It’s been two long decades of frustration for Los Angeles.
But the end game is finally, thankfully within eyesight.
“We have a time line,” announced New York Giants co-owner Steve Tisch upon emerging from a long-day of owners meetings Wednesday in Dallas, the thrust of which was untying the knot locking the Rams and the Raiders and Chargers together.
A time line, yes. But more importantly a mandate.
The owners will gather again in Houston in January to once again discuss Los Angeles. But it is clear they will be tasked with doing so much more than just talk.
The six-member Los Angeles owners committee is urging the full 32-ownership group to end this matter once and for all.
Hopefully in Houston.
“I don’t think there is an answer today, but I think the only answer is it’s not going to get delayed,” said San Francisco 49ers owner Jed York. “We are going to be in a meeting for 48 hours to figure (this) out.”
By hook or by crook, this matter will be resolved soon and Los Angeles will have a new team.
And probably two.
“The momentum is, we will have a decision on one, two teams in L.A.” York said.
It could arrive in one of a handful of manners.
Either the 32 owners get locked in a room in Houston with orders to come up with the necessary 24 votes to approve either Carson or Inglewood.
Or maybe Rams, Raiders and Chargers owners Stan Kroenke, Mark Davis and Dean Spanos get locked in a room until they can agree on a solution they can all live with.
Kroenke took the first step toward compromise by telling owners he is willing to bring either the Chargers or Raiders on as equity partners in Inglewood. But while his 50/50 partnership proposal was met with some enthusiasm from fellow owners, Davis and Spanos remain steadfast in their alliance.
Of course, that could all change if their 29 colleagues indicate the direction they are leaning is not to their liking. If so, the door to compromise could burst open.
“There could be some negotiations, that’s happened before,” said Giants co-owner John Mara.
The point being, one way or another the NFL wants to decide soon who will be playing football in Los Angeles in 2016.
“That is the expectation,” Tisch said.
And that was driven home over two days of meetings in the Lone Star state in which the merits of the Rams Inglewood stadium proposal were weighed against the Raiders and Chargers joint stadium effort in Carson.
Yes, there is also consideration to the home markets. Although only St. Louis is on target to deliver an actionable stadium plan to potentially block the Rams from Los Angeles.
But even if St. Louis delivers a plan, there is still no guarantee the Rams Los Angeles bid will be denied or that the Rams will even remain in St. Louis.
In fact, NFL Commissioner Roger Goodell essentially said the Rams Los Angeles interests are separate from their St. Louis interests. Even if the Rams are blocked from L.A., there is no guarantee they’ll agree to the St. Louis stadium plan.
“At that point, (Kroenke) has to make a determination,” Goodell said. “If they don’t get the 24 votes to move, the ownership doesn’t have the right to move. Then it’s up to the owner about what to do make the decision in the local market.
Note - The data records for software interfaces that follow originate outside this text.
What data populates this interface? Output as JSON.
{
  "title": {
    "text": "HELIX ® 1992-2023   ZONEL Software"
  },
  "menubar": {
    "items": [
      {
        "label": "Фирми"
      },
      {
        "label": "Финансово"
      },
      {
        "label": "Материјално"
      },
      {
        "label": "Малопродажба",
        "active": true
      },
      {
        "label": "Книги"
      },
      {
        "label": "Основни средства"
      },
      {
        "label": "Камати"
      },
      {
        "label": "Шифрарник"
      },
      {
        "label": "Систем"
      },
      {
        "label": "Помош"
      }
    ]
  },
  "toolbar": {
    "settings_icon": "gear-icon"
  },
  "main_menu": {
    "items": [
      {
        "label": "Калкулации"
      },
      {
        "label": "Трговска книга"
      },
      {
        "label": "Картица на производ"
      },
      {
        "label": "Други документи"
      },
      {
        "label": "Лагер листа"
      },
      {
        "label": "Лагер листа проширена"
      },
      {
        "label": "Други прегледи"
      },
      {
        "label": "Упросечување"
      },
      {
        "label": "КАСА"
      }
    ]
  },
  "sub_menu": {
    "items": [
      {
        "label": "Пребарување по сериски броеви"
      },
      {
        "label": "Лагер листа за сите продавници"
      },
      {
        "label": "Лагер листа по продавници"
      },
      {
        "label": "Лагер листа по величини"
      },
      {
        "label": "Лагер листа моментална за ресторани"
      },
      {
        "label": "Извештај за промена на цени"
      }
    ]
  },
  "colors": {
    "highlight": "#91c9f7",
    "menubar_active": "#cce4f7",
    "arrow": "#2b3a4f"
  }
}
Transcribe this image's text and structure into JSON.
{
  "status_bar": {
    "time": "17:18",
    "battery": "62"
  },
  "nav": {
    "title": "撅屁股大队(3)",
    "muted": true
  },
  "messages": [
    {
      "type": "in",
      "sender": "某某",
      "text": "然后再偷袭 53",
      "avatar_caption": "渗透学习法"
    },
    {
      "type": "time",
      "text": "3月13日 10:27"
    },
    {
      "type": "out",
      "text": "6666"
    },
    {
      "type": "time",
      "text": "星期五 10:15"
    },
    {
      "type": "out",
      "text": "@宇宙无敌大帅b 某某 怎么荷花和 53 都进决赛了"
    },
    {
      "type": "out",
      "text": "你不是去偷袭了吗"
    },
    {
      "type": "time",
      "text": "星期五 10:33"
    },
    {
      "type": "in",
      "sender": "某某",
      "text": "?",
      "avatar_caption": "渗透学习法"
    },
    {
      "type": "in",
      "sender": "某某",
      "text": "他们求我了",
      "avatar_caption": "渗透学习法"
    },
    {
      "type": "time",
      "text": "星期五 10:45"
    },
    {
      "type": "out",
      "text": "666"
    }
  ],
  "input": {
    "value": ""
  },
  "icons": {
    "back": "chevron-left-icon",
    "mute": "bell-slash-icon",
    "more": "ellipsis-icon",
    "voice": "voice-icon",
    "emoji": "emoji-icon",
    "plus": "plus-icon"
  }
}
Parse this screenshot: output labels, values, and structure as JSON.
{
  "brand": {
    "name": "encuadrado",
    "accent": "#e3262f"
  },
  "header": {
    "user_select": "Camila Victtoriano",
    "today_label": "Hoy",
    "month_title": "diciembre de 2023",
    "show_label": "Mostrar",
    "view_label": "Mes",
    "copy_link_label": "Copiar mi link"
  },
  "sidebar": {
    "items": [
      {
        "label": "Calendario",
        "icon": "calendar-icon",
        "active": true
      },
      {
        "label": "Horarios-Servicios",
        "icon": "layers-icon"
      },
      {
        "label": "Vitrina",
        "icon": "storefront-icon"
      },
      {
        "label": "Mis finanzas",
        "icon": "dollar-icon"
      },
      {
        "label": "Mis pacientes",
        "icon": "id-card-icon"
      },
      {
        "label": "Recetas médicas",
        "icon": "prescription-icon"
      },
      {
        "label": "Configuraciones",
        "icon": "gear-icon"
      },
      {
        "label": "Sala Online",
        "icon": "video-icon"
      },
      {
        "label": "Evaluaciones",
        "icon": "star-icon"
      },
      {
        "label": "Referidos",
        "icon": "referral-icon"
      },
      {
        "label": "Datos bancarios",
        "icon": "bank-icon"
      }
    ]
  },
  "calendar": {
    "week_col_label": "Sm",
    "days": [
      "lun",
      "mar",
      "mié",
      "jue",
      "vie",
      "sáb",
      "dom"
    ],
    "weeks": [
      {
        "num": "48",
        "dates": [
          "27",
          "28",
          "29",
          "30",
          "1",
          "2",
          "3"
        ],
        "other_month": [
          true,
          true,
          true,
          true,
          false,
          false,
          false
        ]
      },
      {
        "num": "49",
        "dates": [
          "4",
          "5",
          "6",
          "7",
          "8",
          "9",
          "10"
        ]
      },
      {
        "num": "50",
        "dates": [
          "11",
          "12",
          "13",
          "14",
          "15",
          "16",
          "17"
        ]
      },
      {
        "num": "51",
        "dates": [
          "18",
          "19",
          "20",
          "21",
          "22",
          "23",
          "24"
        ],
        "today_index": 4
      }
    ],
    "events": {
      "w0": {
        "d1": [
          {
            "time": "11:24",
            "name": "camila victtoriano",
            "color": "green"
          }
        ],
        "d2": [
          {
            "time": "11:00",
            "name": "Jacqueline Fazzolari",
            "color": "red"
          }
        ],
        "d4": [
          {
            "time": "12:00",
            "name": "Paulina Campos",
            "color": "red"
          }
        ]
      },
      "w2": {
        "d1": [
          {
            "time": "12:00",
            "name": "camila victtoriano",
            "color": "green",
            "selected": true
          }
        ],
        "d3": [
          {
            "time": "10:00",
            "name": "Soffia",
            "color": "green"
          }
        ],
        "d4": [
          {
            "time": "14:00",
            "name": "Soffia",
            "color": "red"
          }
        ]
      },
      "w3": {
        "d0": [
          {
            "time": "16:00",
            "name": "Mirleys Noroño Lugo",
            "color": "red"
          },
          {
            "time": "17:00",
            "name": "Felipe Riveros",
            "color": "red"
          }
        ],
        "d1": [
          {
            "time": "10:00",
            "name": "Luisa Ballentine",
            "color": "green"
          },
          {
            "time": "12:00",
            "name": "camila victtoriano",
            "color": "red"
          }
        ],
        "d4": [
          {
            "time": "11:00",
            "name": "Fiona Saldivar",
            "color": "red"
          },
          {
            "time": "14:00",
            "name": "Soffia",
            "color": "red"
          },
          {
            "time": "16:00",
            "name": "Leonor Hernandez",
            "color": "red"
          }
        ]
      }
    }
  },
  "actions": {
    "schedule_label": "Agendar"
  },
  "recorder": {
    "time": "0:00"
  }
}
Nobody can force him to sign a stadium deal.”
The reality is, in many ways this is all about Los Angeles. And it’s clear Kroenke, Davis and Spanos are focused solely on the City of Angels.
That remained abundantly clear over two days of meetings in Dallas.
According to sources either in the meetings or with direct knowledge of what went on, the emotions ranged from intense to frustrated to angry as allies of both projects expressed their support for their preferred outcome.
“Passionate, balances, focused,” is how one person described it. “Both sides got aired.”
But while the benefits of Inglewood and Carson were discussed, so to was the need for compromise among the three owners to negotiate an outcome in which all three can emerge satisfied.
And in the process, help their colleagues avoid a prolonged stalemate or the possibility of a contested vote in which one or two of Kroenke, Davis and Spanos are delivered devastatingly bad news for the long-range objectives of their franchises.
The winning bid requires 24 votes from the 32 owners, and while both sides are confident they have the nine necessary votes to block, neither is confident they have the 24 to win outright.
Indianapolis Colts owner Jim Irsay confirmed as much afterward when he said neither side has the necessary support to win. That means the owners sitting in the middle might hold the key, And according to sources, some of them are pushing for a negotiated outcome.
“Most of the independents want compromise,” a source said.
Maybe it will come to that. Or maybe owners will be swayed enough by the St. Louis stadium proposal they deny the Rams Los Angeles. Or maybe they will lock themselves in a room in Houston and not come out until they have a decision.
One way or another, it looks like Los Angeles will finally have an NFL team soon.